▸ **How to complete this task**: Search the records for the word "Number" and pick out every line that has it.

Records for the task: Begin

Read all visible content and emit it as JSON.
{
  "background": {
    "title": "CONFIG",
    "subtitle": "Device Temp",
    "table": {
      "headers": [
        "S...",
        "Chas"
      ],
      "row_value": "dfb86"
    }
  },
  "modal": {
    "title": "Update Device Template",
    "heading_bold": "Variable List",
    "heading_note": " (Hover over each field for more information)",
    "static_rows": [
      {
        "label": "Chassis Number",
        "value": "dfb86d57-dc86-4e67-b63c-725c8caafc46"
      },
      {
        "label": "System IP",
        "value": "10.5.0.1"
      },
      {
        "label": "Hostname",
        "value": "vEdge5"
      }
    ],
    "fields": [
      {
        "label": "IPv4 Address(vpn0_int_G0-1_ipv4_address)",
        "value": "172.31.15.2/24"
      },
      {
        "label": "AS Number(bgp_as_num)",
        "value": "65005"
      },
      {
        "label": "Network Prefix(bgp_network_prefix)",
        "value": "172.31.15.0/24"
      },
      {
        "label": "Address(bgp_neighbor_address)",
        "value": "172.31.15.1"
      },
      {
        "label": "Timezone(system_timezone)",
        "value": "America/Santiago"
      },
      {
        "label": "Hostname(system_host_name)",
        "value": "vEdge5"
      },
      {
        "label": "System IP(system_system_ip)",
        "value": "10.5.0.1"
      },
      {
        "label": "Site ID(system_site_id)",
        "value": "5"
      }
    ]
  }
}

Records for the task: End

▸ **Exercise solution**:
        "label": "Chassis Number",
        "label": "AS Number(bgp_as_num)",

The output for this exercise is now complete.